Catalpa speciosa (Warder) Warder ex Engelm.
Northern catalpa, Catawba tree, Cigar tree, Indian bean
Bignoniaceae (Trumpet-Creeper Family)
Northern catalpa is a 75-100 ft., deciduous tree
with a narrow, oval
crown. The rugged winter outline is striking. Grayish- to reddish-brown bark

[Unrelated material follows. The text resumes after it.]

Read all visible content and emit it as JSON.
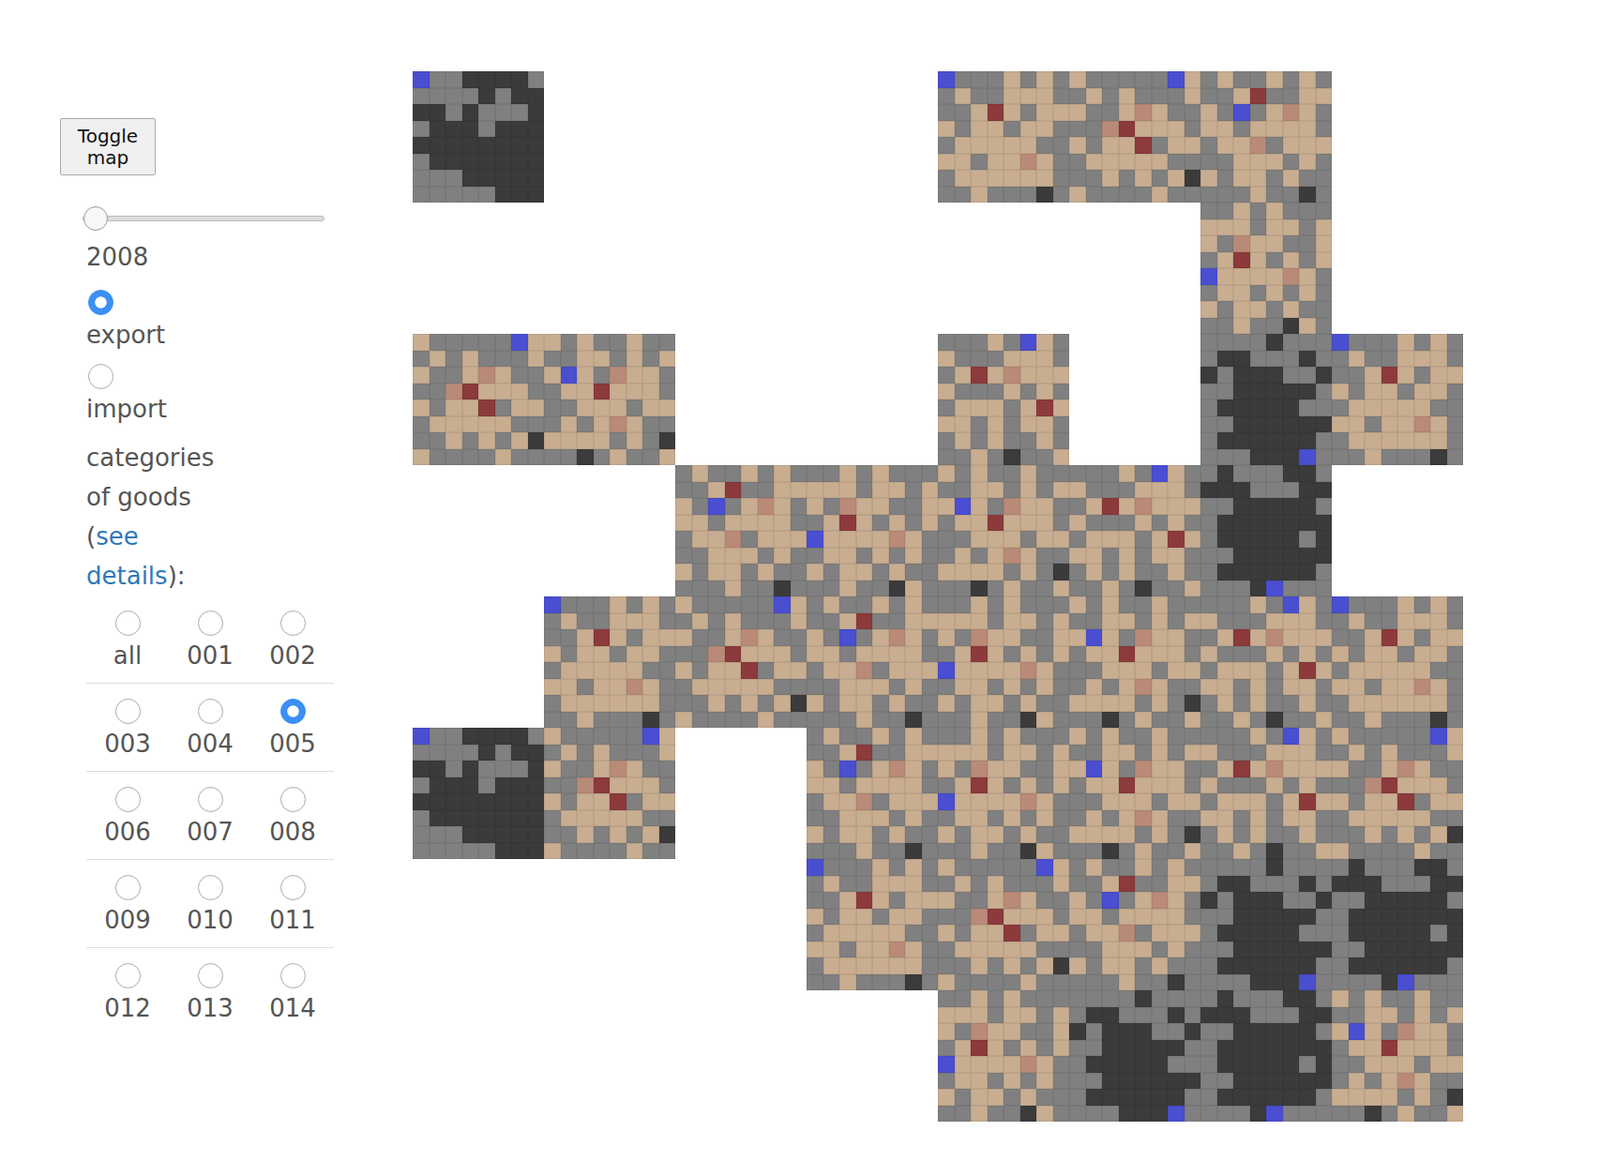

breaks into thick scales. Leaves heart shaped with a drawn out tip and usually smooth, sometimes shallowly lobed, margins, petioles up to 8 inches long and blades to 12 inches long by 8 inches wide. Large, showy, white to lavender, bell-shaped flowers with frilled rims occur in heavy, upright clusters at the outer ends of the branches. Flowers up to 2 inches long by 2 inches wide, petals white with yellow streaks and purplish spots inside, fused about half their length and flaring into 2 unequal lips, the smaller 2 lobed, the larger 3 lobed; in open clusters. Fruit
a long, narrow pod
up to 18 inches in length by 1/2 inch in width persisting through winter. Fall color is poor; leaves often fall before turning.
Northern Catalpa is the northernmost New World example of its tropical family and is hardier than Southern Catalpa (Catalpa bignonioides
), which blooms later and has slightly smaller flowers and narrower, thinner-walled capsules. Both are called Cigartree and Indian-bean because of the distinctive fruit.
Image Gallery: 6 photo(s) available
Plant CharacteristicsDuration: Perennial Habit: Tree Leaf:
Dark Green Fruit: Size Class:
Bloom InformationBloom Color: White
Bloom Time: Apr , May , Jun
AL , AR , CT , GA , IL , IN , IA , KS , KY , LA , ME , MD , MA , MI , MN , MS , MO , NE , NH , NY , NC , ND , OH , OK , PA , RI , SC , SD , TN , TX , UT , VA , WV , WI , DC Native Distribution:
from w. TN & n.e. AR, to s.w. IN & e. MO; now widely naturalized in s.e. U.S. Native Habitat:
Moist, lowland woods; roadsides; waste places; uplands USDA Native Status: L48(N), CAN(I)
Growing ConditionsWater Use: Low
Light Requirement: Part Shade
Soil Moisture: Moist
CaCO3 Tolerance: Low
Soil Description: Deep, rich, moist soils.
Conditions Comments: Rapid growing and relatively short-lived, northern catalpa is adaptable to many different soils and sites, but is not particularly drought-tolerant. Catalpas are major litter producers, shedding flowers, small branches, large leaves and seedpods. Brittle branches break easily in wind storms. It is susceptible to defoliation by leaf blight and the sphinx moth caterpillar.
BenefitConspicuous Flowers: yes